It takes time to gather hard data on the effects of one-to-one devices in the schools — as is the case in Paul, five months into its iPad pilot. So when the 2014 Legislature convenes to make long-term technology decisions, and consider task force recommendations, the $3 million probably will not have bought lawmakers very much concrete evidence.
“As far as data goes, I think next session’s going to be too early for any kind of evaluation,” said Sen. John Goedde, R-Coeur d’Alene, chairman of the Senate Education Committee.
Like Cameron, House Speaker Scott Bedke, R-Oakley, represents Paul.

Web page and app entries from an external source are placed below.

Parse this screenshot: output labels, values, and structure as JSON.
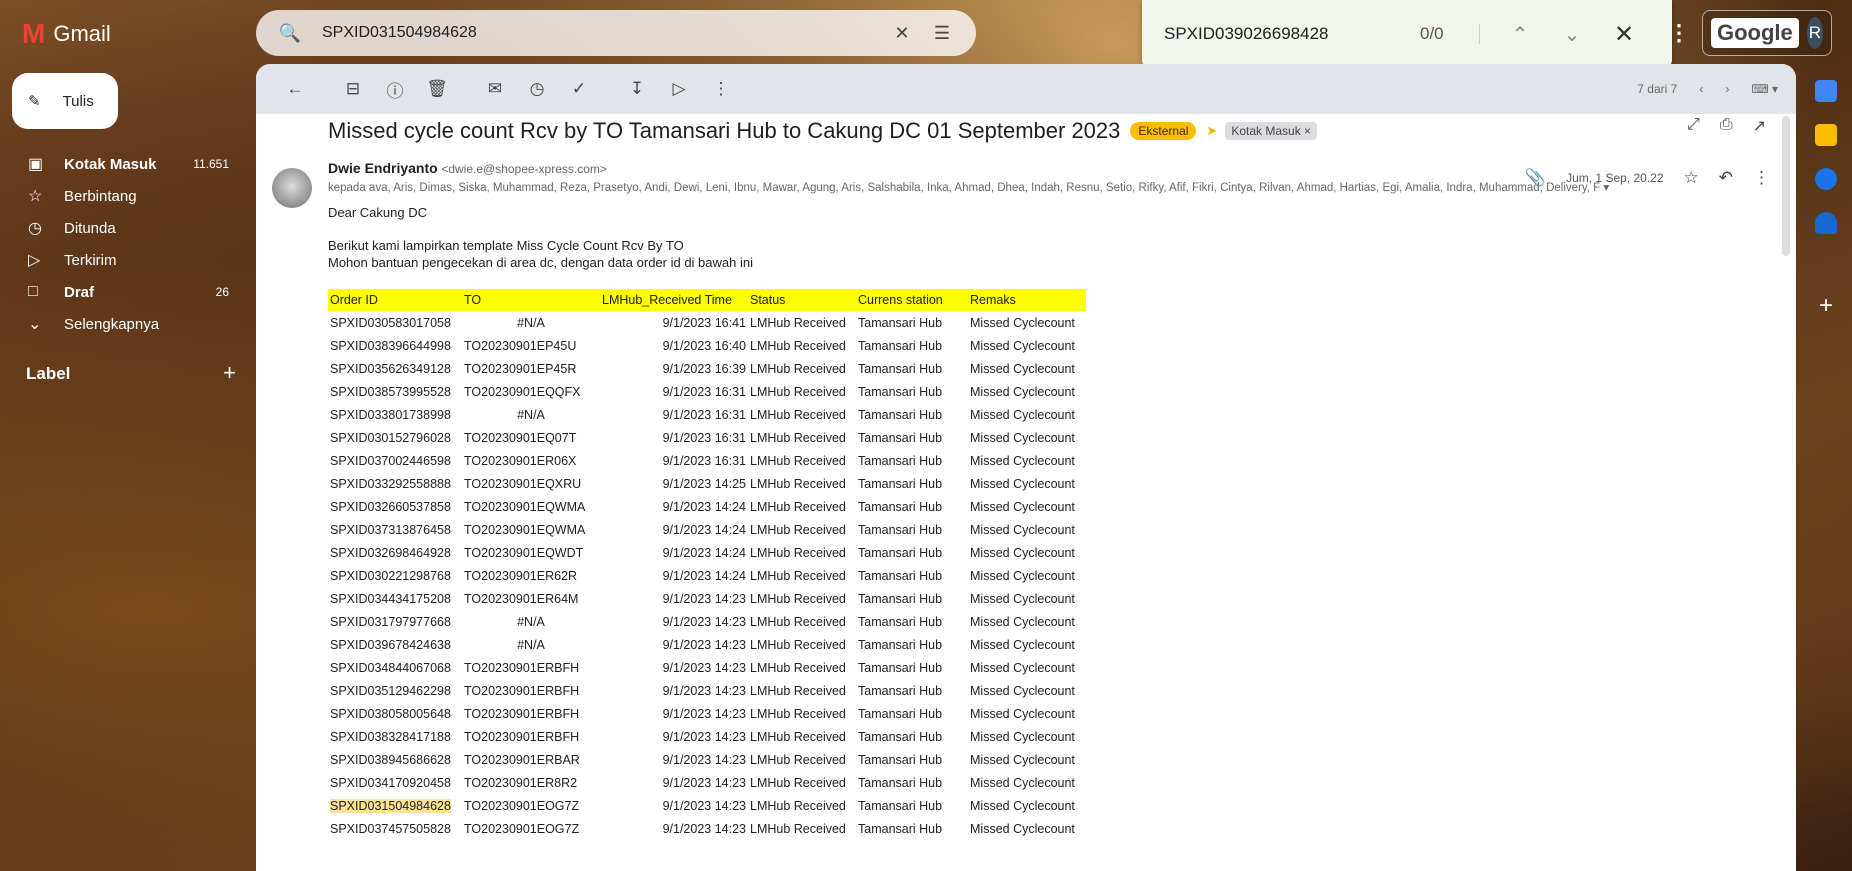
{
  "header": {
    "app_name": "Gmail",
    "search_query": "SPXID031504984628",
    "find_query": "SPXID039026698428",
    "find_count": "0/0",
    "google_label": "Google",
    "avatar_letter": "R"
  },
  "sidebar": {
    "compose_label": "Tulis",
    "items": [
      {
        "label": "Kotak Masuk",
        "count": "11.651",
        "icon": "inbox-icon"
      },
      {
        "label": "Berbintang",
        "count": "",
        "icon": "star-icon"
      },
      {
        "label": "Ditunda",
        "count": "",
        "icon": "clock-icon"
      },
      {
        "label": "Terkirim",
        "count": "",
        "icon": "send-icon"
      },
      {
        "label": "Draf",
        "count": "26",
        "icon": "draft-icon"
      },
      {
        "label": "Selengkapnya",
        "count": "",
        "icon": "chevron-down-icon"
      }
    ],
    "label_heading": "Label"
  },
  "toolbar": {
    "pager": "7 dari 7"
  },
  "email": {
    "subject": "Missed cycle count Rcv by TO Tamansari Hub to Cakung DC 01 September 2023",
    "tag_external": "Eksternal",
    "tag_inbox": "Kotak Masuk",
    "sender_name": "Dwie Endriyanto",
    "sender_email": "<dwie.e@shopee-xpress.com>",
    "date": "Jum, 1 Sep, 20.22",
    "recipients": "kepada ava, Aris, Dimas, Siska, Muhammad, Reza, Prasetyo, Andi, Dewi, Leni, Ibnu, Mawar, Agung, Aris, Salshabila, Inka, Ahmad, Dhea, Indah, Resnu, Setio, Rifky, Afif, Fikri, Cintya, Rilvan, Ahmad, Hartias, Egi, Amalia, Indra, Muhammad, Delivery, F",
    "greeting": "Dear Cakung DC",
    "line1": "Berikut kami lampirkan template Miss Cycle Count Rcv By TO",
    "line2": "Mohon bantuan pengecekan di area dc, dengan data order id di bawah ini"
  },
  "table": {
    "headers": [
      "Order ID",
      "TO",
      "LMHub_Received Time",
      "Status",
      "Currens station",
      "Remaks"
    ],
    "rows": [
      [
        "SPXID030583017058",
        "#N/A",
        "9/1/2023 16:41",
        "LMHub Received",
        "Tamansari Hub",
        "Missed Cyclecount"
      ],
      [
        "SPXID038396644998",
        "TO20230901EP45U",
        "9/1/2023 16:40",
        "LMHub Received",
        "Tamansari Hub",
        "Missed Cyclecount"
      ],
      [
        "SPXID035626349128",
        "TO20230901EP45R",
        "9/1/2023 16:39",
        "LMHub Received",
        "Tamansari Hub",
        "Missed Cyclecount"
      ],
      [
        "SPXID038573995528",
        "TO20230901EQQFX",
        "9/1/2023 16:31",
        "LMHub Received",
        "Tamansari Hub",
        "Missed Cyclecount"
      ],
      [
        "SPXID033801738998",
        "#N/A",
        "9/1/2023 16:31",
        "LMHub Received",
        "Tamansari Hub",
        "Missed Cyclecount"
      ],
      [
        "SPXID030152796028",
        "TO20230901EQ07T",
        "9/1/2023 16:31",
        "LMHub Received",
        "Tamansari Hub",
        "Missed Cyclecount"
      ],
      [
        "SPXID037002446598",
        "TO20230901ER06X",
        "9/1/2023 16:31",
        "LMHub Received",
        "Tamansari Hub",
        "Missed Cyclecount"
      ],
      [
        "SPXID033292558888",
        "TO20230901EQXRU",
        "9/1/2023 14:25",
        "LMHub Received",
        "Tamansari Hub",
        "Missed Cyclecount"
      ],
      [
        "SPXID032660537858",
        "TO20230901EQWMA",
        "9/1/2023 14:24",
        "LMHub Received",
        "Tamansari Hub",
        "Missed Cyclecount"
      ],
      [
        "SPXID037313876458",
        "TO20230901EQWMA",
        "9/1/2023 14:24",
        "LMHub Received",
        "Tamansari Hub",
        "Missed Cyclecount"
      ],
      [
        "SPXID032698464928",
        "TO20230901EQWDT",
        "9/1/2023 14:24",
        "LMHub Received",
        "Tamansari Hub",
        "Missed Cyclecount"
      ],
      [
        "SPXID030221298768",
        "TO20230901ER62R",
        "9/1/2023 14:24",
        "LMHub Received",
        "Tamansari Hub",
        "Missed Cyclecount"
      ],
      [
        "SPXID034434175208",
        "TO20230901ER64M",
        "9/1/2023 14:23",
        "LMHub Received",
        "Tamansari Hub",
        "Missed Cyclecount"
      ],
      [
        "SPXID031797977668",
        "#N/A",
        "9/1/2023 14:23",
        "LMHub Received",
        "Tamansari Hub",
        "Missed Cyclecount"
      ],
      [
        "SPXID039678424638",
        "#N/A",
        "9/1/2023 14:23",
        "LMHub Received",
        "Tamansari Hub",
        "Missed Cyclecount"
      ],
      [
        "SPXID034844067068",
        "TO20230901ERBFH",
        "9/1/2023 14:23",
        "LMHub Received",
        "Tamansari Hub",
        "Missed Cyclecount"
      ],
      [
        "SPXID035129462298",
        "TO20230901ERBFH",
        "9/1/2023 14:23",
        "LMHub Received",
        "Tamansari Hub",
        "Missed Cyclecount"
      ],
      [
        "SPXID038058005648",
        "TO20230901ERBFH",
        "9/1/2023 14:23",
        "LMHub Received",
        "Tamansari Hub",
        "Missed Cyclecount"
      ],
      [
        "SPXID038328417188",
        "TO20230901ERBFH",
        "9/1/2023 14:23",
        "LMHub Received",
        "Tamansari Hub",
        "Missed Cyclecount"
      ],
      [
        "SPXID038945686628",
        "TO20230901ERBAR",
        "9/1/2023 14:23",
        "LMHub Received",
        "Tamansari Hub",
        "Missed Cyclecount"
      ],
      [
        "SPXID034170920458",
        "TO20230901ER8R2",
        "9/1/2023 14:23",
        "LMHub Received",
        "Tamansari Hub",
        "Missed Cyclecount"
      ],
      [
        "SPXID031504984628",
        "TO20230901EOG7Z",
        "9/1/2023 14:23",
        "LMHub Received",
        "Tamansari Hub",
        "Missed Cyclecount"
      ],
      [
        "SPXID037457505828",
        "TO20230901EOG7Z",
        "9/1/2023 14:23",
        "LMHub Received",
        "Tamansari Hub",
        "Missed Cyclecount"
      ]
    ],
    "highlight_row": 21
  },
  "colors": {
    "header_yellow": "#ffff00",
    "search_highlight": "#fde293",
    "external_tag": "#fbbc04"
  }
}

He supports the Paul iPad program, but he also recognizes the importance of spreading grant money around the state.
Bedke especially recognizes the impact of technology pilots in the Treasure Valley — in districts that are highly visible to Idahoans and their elected officials.
“That’ll be what the state of Idaho looks like at buildout,” Bedke said. “You’ve got to make a special trip to come out to Paul.”